EXERCISE » Tell me, please, how many lines in the records below include the word "value". Give no more than the number.

PROVIDED MATERIAL: Begin

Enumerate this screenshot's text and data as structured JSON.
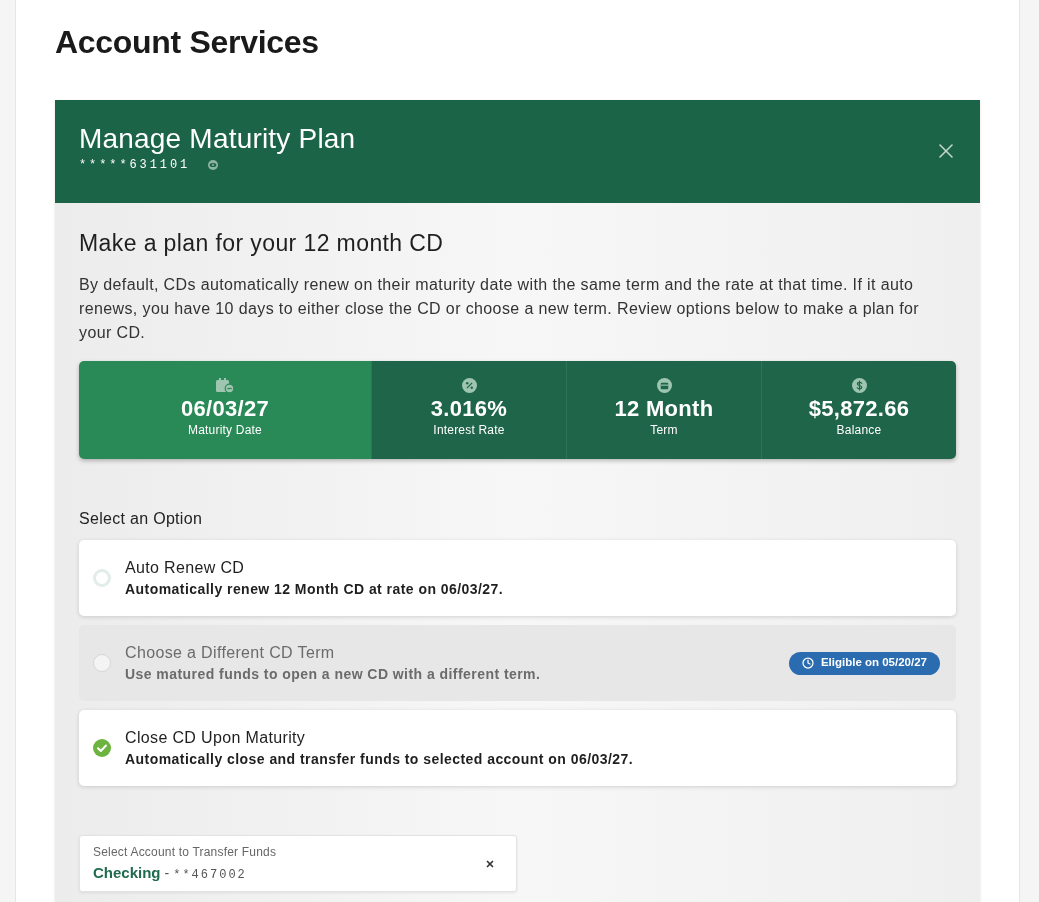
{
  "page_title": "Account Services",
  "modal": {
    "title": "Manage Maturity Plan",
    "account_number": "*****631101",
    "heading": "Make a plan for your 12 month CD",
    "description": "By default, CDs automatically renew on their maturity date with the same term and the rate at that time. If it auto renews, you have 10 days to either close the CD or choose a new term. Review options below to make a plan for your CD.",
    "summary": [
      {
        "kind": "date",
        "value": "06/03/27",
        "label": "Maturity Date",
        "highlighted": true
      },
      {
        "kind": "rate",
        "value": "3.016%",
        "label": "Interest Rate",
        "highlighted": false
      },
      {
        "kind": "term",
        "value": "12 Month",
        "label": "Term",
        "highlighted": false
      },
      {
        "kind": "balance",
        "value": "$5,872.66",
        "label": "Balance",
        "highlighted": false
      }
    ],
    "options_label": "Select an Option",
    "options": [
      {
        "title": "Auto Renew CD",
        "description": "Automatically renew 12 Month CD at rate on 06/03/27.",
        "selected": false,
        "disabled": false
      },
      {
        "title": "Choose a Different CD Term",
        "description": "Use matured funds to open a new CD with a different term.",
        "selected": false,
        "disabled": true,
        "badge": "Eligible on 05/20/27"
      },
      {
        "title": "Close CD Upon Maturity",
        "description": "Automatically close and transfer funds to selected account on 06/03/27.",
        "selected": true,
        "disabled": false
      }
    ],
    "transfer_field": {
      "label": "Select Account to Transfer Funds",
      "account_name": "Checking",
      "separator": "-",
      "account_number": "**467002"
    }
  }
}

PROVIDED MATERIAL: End
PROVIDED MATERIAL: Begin

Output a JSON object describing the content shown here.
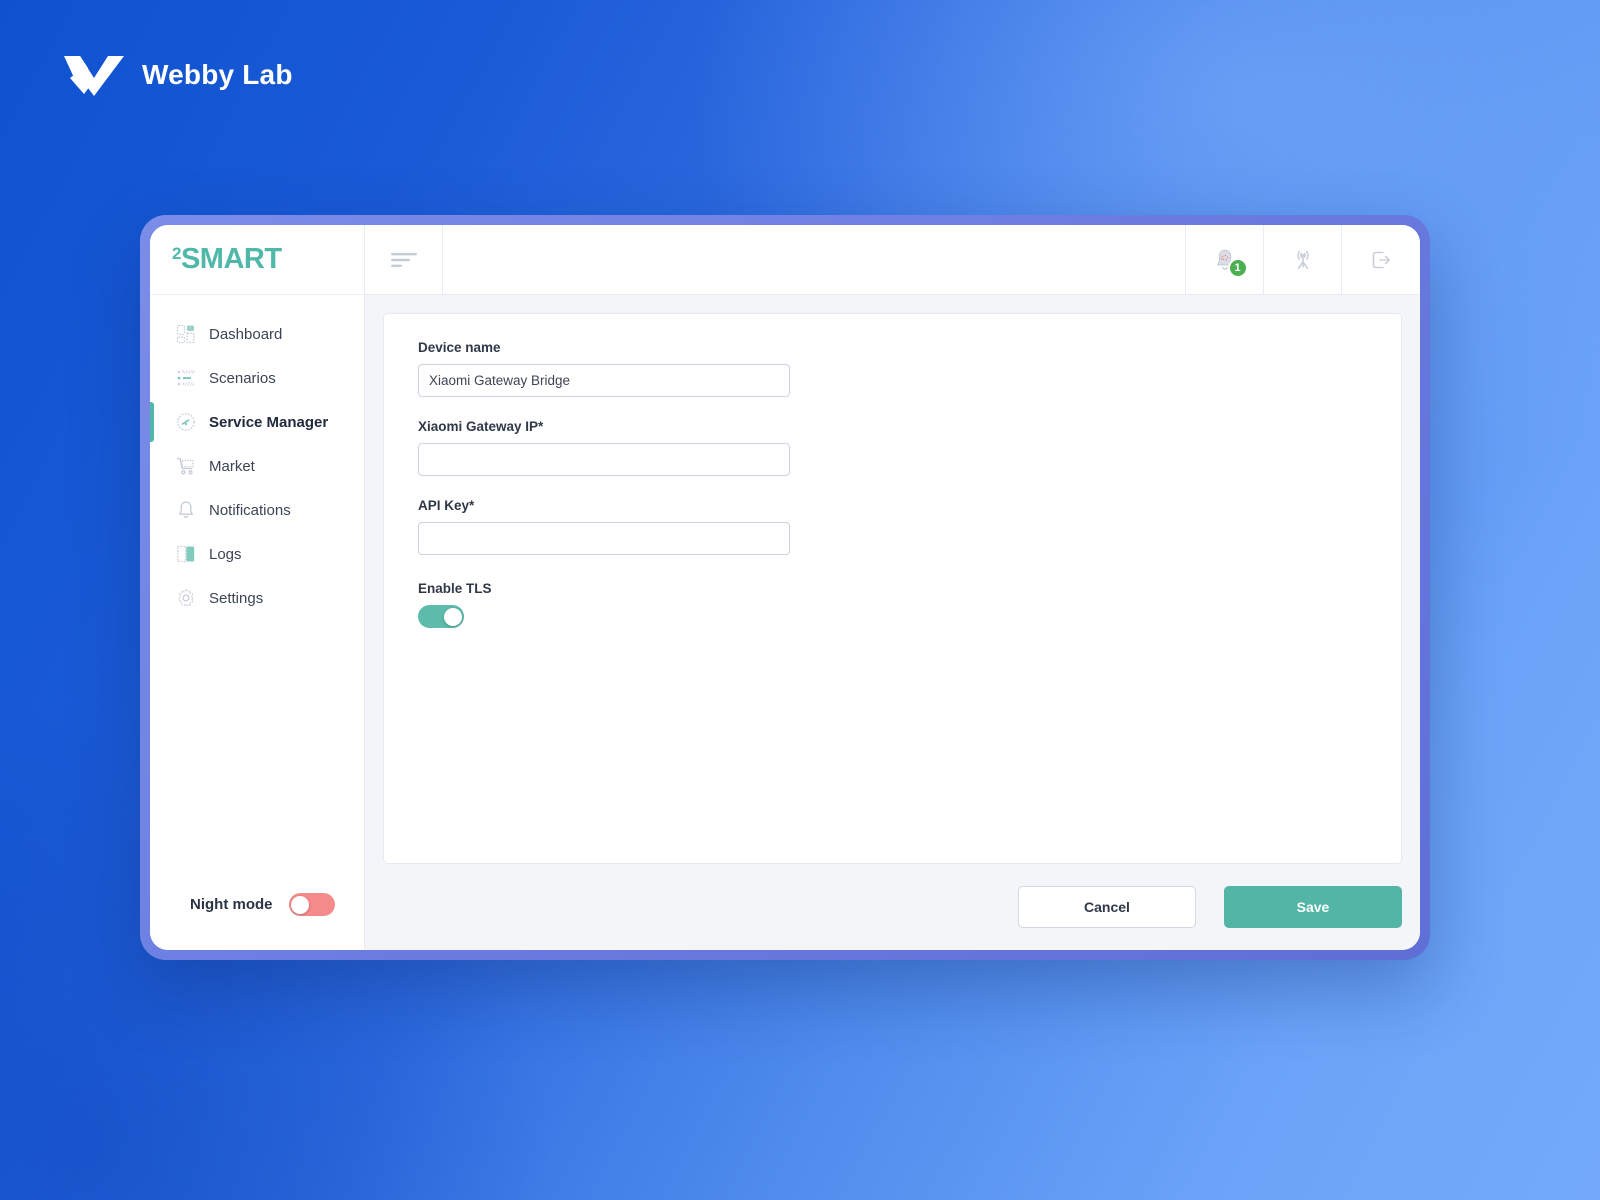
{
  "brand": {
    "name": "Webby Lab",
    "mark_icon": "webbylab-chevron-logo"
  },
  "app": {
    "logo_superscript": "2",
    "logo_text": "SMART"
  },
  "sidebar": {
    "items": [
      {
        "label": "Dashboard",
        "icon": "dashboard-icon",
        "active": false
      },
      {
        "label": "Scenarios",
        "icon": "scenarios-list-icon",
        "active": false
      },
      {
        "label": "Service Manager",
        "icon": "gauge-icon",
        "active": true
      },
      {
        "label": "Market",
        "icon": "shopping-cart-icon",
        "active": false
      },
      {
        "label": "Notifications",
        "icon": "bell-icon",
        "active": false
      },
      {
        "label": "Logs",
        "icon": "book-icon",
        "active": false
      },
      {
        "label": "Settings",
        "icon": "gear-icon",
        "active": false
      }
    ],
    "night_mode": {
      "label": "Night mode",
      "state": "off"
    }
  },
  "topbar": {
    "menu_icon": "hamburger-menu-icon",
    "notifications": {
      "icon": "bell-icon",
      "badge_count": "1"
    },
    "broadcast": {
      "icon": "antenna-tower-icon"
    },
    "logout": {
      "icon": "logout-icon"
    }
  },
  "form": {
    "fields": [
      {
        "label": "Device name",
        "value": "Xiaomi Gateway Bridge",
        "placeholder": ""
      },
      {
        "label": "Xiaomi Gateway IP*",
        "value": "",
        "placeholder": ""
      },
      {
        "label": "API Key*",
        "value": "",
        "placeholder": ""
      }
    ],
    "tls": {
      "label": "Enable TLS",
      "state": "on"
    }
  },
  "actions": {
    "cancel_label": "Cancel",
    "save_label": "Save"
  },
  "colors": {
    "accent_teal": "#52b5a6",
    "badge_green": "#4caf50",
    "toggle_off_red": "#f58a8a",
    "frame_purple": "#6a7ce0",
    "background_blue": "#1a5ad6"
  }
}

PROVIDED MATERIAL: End

PROBLEM SOLUTION » 7